Extracted records -
══════
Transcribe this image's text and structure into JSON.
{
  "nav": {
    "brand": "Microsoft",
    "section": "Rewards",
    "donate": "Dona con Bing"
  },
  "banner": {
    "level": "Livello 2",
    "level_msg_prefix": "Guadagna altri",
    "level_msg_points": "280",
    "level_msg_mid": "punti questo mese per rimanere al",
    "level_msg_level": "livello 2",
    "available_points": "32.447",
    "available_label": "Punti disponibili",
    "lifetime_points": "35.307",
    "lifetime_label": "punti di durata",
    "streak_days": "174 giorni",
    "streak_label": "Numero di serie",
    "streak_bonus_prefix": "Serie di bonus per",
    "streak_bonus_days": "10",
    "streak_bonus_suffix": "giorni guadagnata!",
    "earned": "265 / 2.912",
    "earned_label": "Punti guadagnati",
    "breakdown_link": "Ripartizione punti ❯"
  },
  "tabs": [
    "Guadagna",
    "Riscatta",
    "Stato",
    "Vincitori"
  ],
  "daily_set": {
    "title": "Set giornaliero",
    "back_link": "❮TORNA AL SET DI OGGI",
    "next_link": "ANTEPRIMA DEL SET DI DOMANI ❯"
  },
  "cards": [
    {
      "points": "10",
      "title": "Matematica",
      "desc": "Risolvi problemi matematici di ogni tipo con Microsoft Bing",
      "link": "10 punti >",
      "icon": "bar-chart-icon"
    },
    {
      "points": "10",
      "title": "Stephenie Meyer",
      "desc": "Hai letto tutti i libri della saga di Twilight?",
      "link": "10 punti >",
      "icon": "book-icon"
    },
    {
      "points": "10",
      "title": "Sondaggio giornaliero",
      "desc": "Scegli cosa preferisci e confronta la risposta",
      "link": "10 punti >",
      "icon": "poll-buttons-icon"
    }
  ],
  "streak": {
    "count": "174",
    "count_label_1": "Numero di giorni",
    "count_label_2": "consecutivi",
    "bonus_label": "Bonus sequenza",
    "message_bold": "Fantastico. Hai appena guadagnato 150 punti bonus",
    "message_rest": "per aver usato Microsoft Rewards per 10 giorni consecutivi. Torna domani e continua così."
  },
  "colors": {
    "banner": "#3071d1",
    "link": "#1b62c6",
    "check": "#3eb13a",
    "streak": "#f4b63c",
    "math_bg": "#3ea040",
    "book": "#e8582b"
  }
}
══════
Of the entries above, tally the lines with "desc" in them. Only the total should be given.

3